Assignment:
Scan the records below, and wherever a line has the word "false", pull it out.

━━━━━ Extracted entries ━━━━━

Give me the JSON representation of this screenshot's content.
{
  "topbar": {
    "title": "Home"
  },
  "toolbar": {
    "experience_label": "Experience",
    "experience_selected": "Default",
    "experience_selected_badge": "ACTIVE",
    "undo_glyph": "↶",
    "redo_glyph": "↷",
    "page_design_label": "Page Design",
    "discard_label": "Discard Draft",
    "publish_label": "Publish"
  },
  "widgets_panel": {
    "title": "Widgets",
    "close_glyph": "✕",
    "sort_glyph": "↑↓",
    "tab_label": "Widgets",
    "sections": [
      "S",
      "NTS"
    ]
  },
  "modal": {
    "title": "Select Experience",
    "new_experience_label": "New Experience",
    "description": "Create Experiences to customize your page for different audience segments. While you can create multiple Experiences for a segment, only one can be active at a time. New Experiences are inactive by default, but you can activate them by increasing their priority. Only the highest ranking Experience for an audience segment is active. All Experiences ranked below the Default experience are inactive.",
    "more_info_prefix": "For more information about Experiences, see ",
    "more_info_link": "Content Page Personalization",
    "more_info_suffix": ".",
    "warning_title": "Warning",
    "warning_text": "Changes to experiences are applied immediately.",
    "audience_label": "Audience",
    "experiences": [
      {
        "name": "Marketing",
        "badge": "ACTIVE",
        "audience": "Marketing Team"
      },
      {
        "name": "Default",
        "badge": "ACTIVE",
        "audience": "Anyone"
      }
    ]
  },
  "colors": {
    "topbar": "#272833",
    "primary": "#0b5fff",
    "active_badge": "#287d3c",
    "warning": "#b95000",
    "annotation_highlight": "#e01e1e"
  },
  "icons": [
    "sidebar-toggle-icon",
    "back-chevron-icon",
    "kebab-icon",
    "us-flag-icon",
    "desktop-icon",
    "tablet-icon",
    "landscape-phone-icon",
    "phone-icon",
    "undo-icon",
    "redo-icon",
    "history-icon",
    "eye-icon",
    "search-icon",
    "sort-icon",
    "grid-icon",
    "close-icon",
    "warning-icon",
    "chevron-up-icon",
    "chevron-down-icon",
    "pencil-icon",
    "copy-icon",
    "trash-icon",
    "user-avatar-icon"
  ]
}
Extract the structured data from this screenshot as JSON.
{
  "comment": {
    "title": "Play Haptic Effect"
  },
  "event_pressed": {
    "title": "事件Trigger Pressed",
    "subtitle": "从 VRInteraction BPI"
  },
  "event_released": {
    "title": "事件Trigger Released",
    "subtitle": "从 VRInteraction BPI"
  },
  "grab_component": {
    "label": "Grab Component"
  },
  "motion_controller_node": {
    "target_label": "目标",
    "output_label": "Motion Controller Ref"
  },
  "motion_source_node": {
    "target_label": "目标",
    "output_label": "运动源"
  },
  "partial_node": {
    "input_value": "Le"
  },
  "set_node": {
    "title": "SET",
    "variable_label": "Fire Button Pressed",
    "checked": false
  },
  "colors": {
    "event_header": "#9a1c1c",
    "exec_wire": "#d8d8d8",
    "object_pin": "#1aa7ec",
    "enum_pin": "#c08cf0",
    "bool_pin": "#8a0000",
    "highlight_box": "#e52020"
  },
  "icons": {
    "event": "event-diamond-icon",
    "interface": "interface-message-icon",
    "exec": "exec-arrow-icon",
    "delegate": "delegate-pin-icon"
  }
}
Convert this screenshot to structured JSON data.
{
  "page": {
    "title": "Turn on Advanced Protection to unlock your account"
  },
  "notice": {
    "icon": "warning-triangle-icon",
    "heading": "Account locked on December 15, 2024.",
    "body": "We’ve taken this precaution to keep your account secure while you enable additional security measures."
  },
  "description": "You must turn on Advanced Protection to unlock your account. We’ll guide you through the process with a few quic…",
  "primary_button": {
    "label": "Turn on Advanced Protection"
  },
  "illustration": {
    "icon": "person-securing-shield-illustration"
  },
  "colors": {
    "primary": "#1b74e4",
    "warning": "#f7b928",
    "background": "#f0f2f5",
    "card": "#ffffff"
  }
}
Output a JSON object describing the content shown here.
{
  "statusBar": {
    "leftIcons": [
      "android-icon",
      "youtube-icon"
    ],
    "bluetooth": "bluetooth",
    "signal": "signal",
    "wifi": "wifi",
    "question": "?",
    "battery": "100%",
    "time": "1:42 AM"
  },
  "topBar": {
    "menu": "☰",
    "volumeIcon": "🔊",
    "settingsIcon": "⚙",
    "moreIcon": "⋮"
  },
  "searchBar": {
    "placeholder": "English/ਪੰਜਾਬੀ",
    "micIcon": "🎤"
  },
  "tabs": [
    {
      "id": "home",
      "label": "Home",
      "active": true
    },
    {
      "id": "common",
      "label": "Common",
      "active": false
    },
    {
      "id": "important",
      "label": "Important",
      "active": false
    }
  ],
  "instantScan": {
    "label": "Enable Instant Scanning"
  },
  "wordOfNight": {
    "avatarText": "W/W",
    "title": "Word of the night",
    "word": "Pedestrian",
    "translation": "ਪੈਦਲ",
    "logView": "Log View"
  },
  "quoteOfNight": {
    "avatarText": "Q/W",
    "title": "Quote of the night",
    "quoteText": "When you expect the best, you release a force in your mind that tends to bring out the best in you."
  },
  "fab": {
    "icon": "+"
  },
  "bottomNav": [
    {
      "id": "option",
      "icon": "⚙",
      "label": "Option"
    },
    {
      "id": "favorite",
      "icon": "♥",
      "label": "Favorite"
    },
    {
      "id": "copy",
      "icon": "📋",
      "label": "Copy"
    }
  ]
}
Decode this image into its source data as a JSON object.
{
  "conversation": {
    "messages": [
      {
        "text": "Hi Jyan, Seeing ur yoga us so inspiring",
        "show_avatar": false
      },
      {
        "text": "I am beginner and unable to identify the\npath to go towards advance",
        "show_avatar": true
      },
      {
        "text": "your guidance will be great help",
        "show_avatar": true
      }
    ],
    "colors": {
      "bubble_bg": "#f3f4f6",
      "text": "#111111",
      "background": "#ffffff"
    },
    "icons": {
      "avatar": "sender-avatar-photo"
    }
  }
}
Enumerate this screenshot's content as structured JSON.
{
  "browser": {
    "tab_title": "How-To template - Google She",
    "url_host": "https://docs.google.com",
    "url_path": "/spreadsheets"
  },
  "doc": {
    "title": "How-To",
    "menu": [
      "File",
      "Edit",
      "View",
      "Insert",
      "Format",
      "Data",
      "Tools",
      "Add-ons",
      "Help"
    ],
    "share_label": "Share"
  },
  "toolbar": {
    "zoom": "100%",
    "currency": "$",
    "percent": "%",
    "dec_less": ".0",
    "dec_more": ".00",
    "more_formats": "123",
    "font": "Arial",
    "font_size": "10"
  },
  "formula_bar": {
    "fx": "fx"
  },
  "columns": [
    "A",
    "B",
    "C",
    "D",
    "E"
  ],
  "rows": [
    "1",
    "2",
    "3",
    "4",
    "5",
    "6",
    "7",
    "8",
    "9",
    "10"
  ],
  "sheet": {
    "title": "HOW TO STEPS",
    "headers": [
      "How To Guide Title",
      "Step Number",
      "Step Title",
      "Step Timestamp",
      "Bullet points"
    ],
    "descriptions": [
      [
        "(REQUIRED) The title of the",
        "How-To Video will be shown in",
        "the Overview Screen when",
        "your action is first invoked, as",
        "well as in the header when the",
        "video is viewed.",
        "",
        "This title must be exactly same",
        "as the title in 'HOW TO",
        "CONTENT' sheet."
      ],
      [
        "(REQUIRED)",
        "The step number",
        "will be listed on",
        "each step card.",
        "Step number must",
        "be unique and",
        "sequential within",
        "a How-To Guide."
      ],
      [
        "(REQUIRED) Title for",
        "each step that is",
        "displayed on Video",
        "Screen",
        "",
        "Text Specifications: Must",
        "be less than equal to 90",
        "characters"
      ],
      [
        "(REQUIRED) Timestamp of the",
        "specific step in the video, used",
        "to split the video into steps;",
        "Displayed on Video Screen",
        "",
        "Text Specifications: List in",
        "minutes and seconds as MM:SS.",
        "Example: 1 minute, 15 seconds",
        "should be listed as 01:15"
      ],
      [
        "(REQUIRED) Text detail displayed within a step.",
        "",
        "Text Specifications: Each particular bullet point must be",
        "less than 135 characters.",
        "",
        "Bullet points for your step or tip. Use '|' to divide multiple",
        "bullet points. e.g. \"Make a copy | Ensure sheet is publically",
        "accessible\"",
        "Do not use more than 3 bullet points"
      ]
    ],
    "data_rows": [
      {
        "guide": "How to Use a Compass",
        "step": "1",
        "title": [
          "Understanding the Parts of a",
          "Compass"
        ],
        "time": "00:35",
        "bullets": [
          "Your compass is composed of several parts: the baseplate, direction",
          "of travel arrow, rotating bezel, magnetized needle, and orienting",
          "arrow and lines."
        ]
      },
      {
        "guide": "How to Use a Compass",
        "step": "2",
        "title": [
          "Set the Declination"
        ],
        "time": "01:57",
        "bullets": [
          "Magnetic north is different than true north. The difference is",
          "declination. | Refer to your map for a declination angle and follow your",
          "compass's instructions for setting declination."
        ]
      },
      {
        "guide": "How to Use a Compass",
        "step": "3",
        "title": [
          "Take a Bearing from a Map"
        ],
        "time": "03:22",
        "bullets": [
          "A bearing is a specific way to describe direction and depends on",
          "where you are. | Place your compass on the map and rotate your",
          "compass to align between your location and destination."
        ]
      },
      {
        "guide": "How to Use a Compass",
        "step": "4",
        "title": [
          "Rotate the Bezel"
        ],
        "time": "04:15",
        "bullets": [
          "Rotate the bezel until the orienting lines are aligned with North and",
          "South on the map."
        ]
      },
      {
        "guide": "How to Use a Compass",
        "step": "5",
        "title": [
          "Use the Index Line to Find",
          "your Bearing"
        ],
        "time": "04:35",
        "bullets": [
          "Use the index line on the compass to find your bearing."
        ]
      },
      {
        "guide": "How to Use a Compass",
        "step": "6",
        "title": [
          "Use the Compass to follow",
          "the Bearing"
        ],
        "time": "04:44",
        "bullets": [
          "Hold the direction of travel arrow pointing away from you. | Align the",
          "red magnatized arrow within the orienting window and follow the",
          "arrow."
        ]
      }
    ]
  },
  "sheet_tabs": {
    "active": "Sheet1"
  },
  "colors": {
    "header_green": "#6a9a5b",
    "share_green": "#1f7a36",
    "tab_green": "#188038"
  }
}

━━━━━

Exercise solution:
    "checked": false
      "active": false
      "active": false
        "show_avatar": false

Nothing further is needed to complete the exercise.